Meanwhile, job vacancies in Scotland rose at weaker rates. Permanent staff demand increased at the slowest pace since January 2017, while growth in temporary job openings was below its 12-month average. Pay pressures were little-changed since May, but nonetheless marked overall.
Permanent staff appointments increased in Scotland during June, continuing the growth sequence which started nearly two-and-a-half years ago. On a positive note, the trend in Scotland contrasted with the UK overall, where permanent placements declined for the fourth month running. However, momentum was lost north of the border, with the expansion modest and easing to a three-month low.
For the first time since December 2017, temp billings in Scotland fell during June. Although the decline was only mild, it was a stark contrast to some of the sharp increases seen earlier in the year. Marginal growth in short-term staff billings was recorded for the UK on average.
Further signs of a cooling labour market were seen in job vacancies. Demand for permanent staff in Scotland increased in June, however the rate of growth slowed for a third month in succession to the weakest in nearly two-and-a-half years. Nevertheless, permanent vacancies rose at a faster pace than for the UK as a whole. Temporary job openings also rose at a softer rate during the latest survey period.
A broad-based increased in pay was observed across both types of employment in Scotland during June. Starting salaries awarded to new permanent joiners rose strongly, but the rate of inflation was little-changed when compared to the preceding two months and in line with the average across 2019 so far. A similar trend was recorded for temporary pay rates, which grew markedly and at a similar pace to May.

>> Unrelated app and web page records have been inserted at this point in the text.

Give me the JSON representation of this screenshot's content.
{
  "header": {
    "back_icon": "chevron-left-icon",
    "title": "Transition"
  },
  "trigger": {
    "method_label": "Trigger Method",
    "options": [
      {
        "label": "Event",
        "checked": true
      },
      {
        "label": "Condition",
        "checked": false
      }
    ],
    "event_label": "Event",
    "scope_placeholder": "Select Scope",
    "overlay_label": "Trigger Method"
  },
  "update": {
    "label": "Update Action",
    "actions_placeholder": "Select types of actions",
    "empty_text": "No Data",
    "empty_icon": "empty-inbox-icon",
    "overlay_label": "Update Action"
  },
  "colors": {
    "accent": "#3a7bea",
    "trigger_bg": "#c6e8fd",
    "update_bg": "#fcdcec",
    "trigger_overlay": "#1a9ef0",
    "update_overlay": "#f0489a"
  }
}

As has been the case since March 2012, permanent candidate availability in Scotland deteriorated in June. The rate of decline, albeit still marked, was the weakest in just over two years. On the other hand, temporary labour supply contracted at the fastest pace since April 2015.
Sebastian Burnside, Chief Economist at Royal Bank of Scotland, said:
“Latest survey data revealed some signs that, although labour market conditions are improving, hiring activity has started to cool. Permanent placements growth eased to a three-month low and was only modest in June, while temp billings, which have grown sharply in recent months, declined for the first time in 18 months.
“Growth of permanent staff demand eased for a third month running to the slowest in nearly two-and-a-half years, while temporary job vacancies also grew at a weaker pace. Softer trends for job placements and vacancies led to little movement in pay pressures during June, which remained marked.”